The tech should have known there was a problem. Sounds like more was done than just a conflicting IP address.

geekboy
08-08-2008, 10:04
Yes, silly indeed. On a really well managed network, even Static IPs are hard-coded into a DHCP server (by hardware ethernet address). I would STILL use DHCP on a network with static IPs using DHCP to assign the statics. Then you'd have a "free" pool for things that don't require static IPs.

My home network has about 40 devices (includes 5 ReplayTV units, 12 servers, several laptops, 4 desktops, a wireless AP, AppleTV, Cisco Router, etc). Everything is DHCP with static IPs, except for the laptops. And even then, every "rnage" has a purpose...

(last octet)
1-20 are routing and DNS equipment (Cisco, Sun)
21-99 are servers (Sun, Windows)
100-199 are static IP addresses (including Print Servers)
201-254 are the free dynamic addresses

Network planning is important! If your network guy was Network certified, it wouldn't have happened. ;) He would have determined -- or at least asked -- about what your network plan was (like mine above). He would have got a "dynamic" IP address with a laptop, first, and "pinged" the addresses he wanted to use as static addresses. :)

Even that is not full-proof... but it would have been better than just assigning some addresses in the blind.

I don't understand the "slow poisoning" of the network. The only way to do that... is to assign the ROUTER'S IP address! yes, I've seen this happen. You're network will run REALLY REALLY slow! Packets missing here and there. Fun to diagnose! That's why I have a network plan. No "computer" -- or end-use device -- gets an IP address below .20... for that reason. Also, some smart folks are making their default gateway not ".1" anymore... making it ".2" or something.
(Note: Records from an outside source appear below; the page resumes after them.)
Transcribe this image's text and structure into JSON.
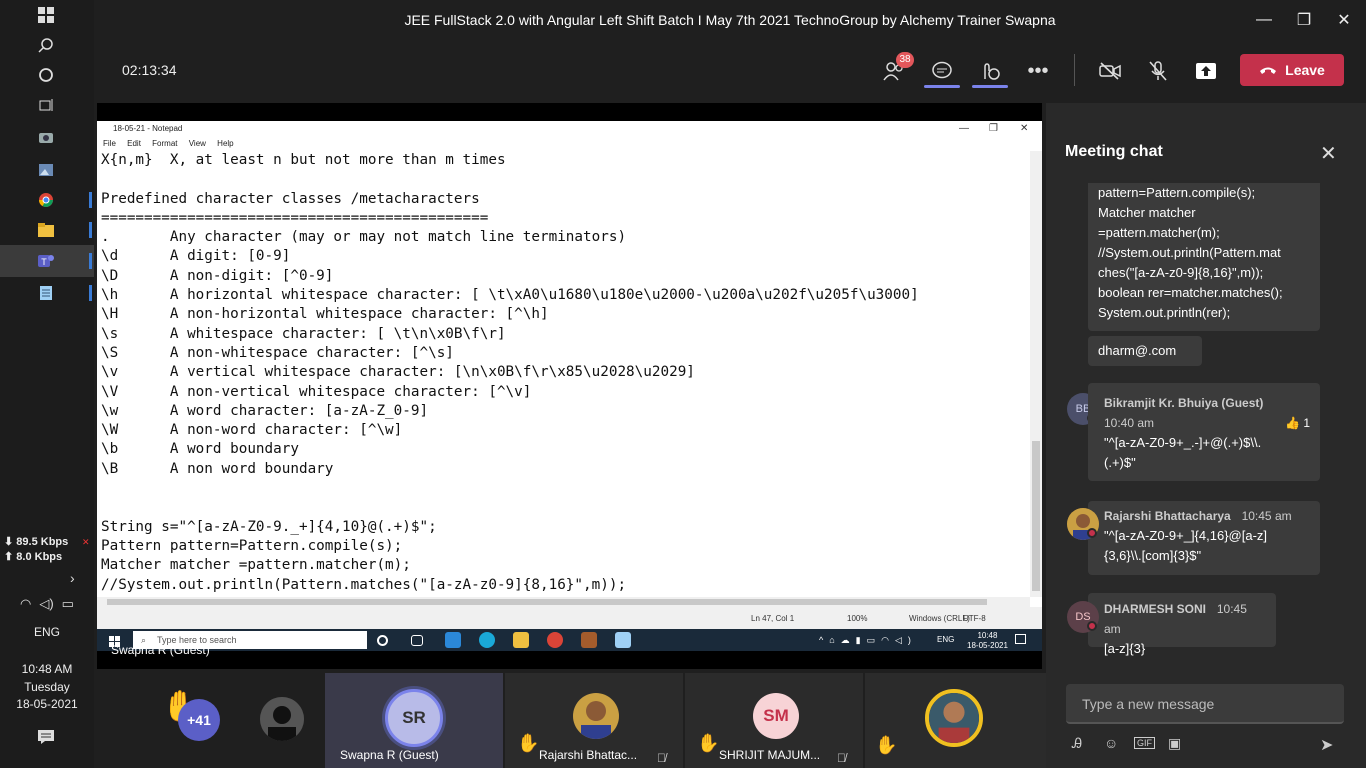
{
  "window": {
    "title": "JEE FullStack 2.0 with Angular Left Shift Batch I May 7th 2021 TechnoGroup by Alchemy Trainer Swapna"
  },
  "toolbar": {
    "timer": "02:13:34",
    "participants_badge": "38",
    "leave_label": "Leave"
  },
  "taskbar": {
    "net_down": "89.5 Kbps",
    "net_up": "8.0 Kbps",
    "lang": "ENG",
    "time": "10:48 AM",
    "day": "Tuesday",
    "date": "18-05-2021"
  },
  "notepad": {
    "title": "18-05-21 - Notepad",
    "menu": [
      "File",
      "Edit",
      "Format",
      "View",
      "Help"
    ],
    "lines": [
      "X{n,m}  X, at least n but not more than m times",
      "",
      "Predefined character classes /metacharacters",
      "=============================================",
      ".       Any character (may or may not match line terminators)",
      "\\d      A digit: [0-9]",
      "\\D      A non-digit: [^0-9]",
      "\\h      A horizontal whitespace character: [ \\t\\xA0\\u1680\\u180e\\u2000-\\u200a\\u202f\\u205f\\u3000]",
      "\\H      A non-horizontal whitespace character: [^\\h]",
      "\\s      A whitespace character: [ \\t\\n\\x0B\\f\\r]",
      "\\S      A non-whitespace character: [^\\s]",
      "\\v      A vertical whitespace character: [\\n\\x0B\\f\\r\\x85\\u2028\\u2029]",
      "\\V      A non-vertical whitespace character: [^\\v]",
      "\\w      A word character: [a-zA-Z_0-9]",
      "\\W      A non-word character: [^\\w]",
      "\\b      A word boundary",
      "\\B      A non word boundary",
      "",
      "",
      "String s=\"^[a-zA-Z0-9._+]{4,10}@(.+)$\";",
      "Pattern pattern=Pattern.compile(s);",
      "Matcher matcher =pattern.matcher(m);",
      "//System.out.println(Pattern.matches(\"[a-zA-z0-9]{8,16}\",m));"
    ],
    "status": {
      "position": "Ln 47, Col 1",
      "zoom": "100%",
      "line_endings": "Windows (CRLF)",
      "encoding": "UTF-8"
    }
  },
  "inner_taskbar": {
    "search_placeholder": "Type here to search",
    "lang": "ENG",
    "time": "10:48",
    "date": "18-05-2021"
  },
  "presenter_name": "Swapna R (Guest)",
  "chat": {
    "title": "Meeting chat",
    "code_lines": [
      "pattern=Pattern.compile(s);",
      "Matcher matcher",
      "=pattern.matcher(m);",
      "//System.out.println(Pattern.mat",
      "ches(\"[a-zA-z0-9]{8,16}\",m));",
      "boolean rer=matcher.matches();",
      "System.out.println(rer);"
    ],
    "plain_msg": "dharm@.com",
    "messages": [
      {
        "initials": "BB",
        "sender": "Bikramjit Kr. Bhuiya (Guest)",
        "time": "10:40 am",
        "reaction_count": "1",
        "lines": [
          "\"^[a-zA-Z0-9+_.-]+@(.+)$\\\\.",
          "(.+)$\""
        ]
      },
      {
        "initials": "",
        "sender": "Rajarshi Bhattacharya",
        "time": "10:45 am",
        "lines": [
          "\"^[a-zA-Z0-9+_]{4,16}@[a-z]",
          "{3,6}\\\\.[com]{3}$\""
        ]
      },
      {
        "initials": "DS",
        "sender": "DHARMESH SONI",
        "time": "10:45 am",
        "lines": [
          "[a-z]{3}"
        ]
      }
    ],
    "compose_placeholder": "Type a new message"
  },
  "participants": {
    "overflow": "+41",
    "tiles": [
      {
        "initials": "SR",
        "name": "Swapna R (Guest)"
      },
      {
        "initials": "",
        "name": "Rajarshi Bhattac..."
      },
      {
        "initials": "SM",
        "name": "SHRIJIT MAJUM..."
      }
    ]
  },
  "colors": {
    "accent": "#7b83eb",
    "leave": "#c4314b",
    "badge": "#e2575b",
    "chat_bg": "#292929",
    "bubble": "#3b3b3b"
  }
}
Because almost everyone asssumes ".1" is the router.

Patrick Graham
08-08-2008, 10:14
I'm thinking that if the took the demo printer down the problem would be solved.

There is probably more to it than that.

srhoades
08-08-2008, 10:26
Usually it would just affect the two devices with the same static IP. However, he may be leaving info out and may have cause a broadcast storm.

SevenFifty
08-08-2008, 10:43
Get a new IT guy...this one obviously doesn't know what he is doing...

gwalchmai
08-08-2008, 11:10
Get a new IT guy...this one obviously doesn't know what he is doing...
Oh, he's not mine. He was just 'splainin' why he couldn't meet his deadline. No, he's not my IT guy by a long shot. ;)

SevenFifty
08-08-2008, 15:00
Do him a favor and buy him a copy of this book:
http://ecx.images-amazon.com/images/I/51GdQX6w%2BoL._SL500_BO2,204,203,200_PIsitb-dp-500-arrow,TopRight,45,-64_OU01_AA240_SH20_.jpg

noway
08-08-2008, 16:54
Usually it would just affect the two devices with the same static IP. However, he may be leaving info out and may have cause a broadcast storm.

Or maybe he shared the same ip_address as a gateway ;) That would cause exactly what was stated above or even ip_address with the DHCP server.

just my 2cts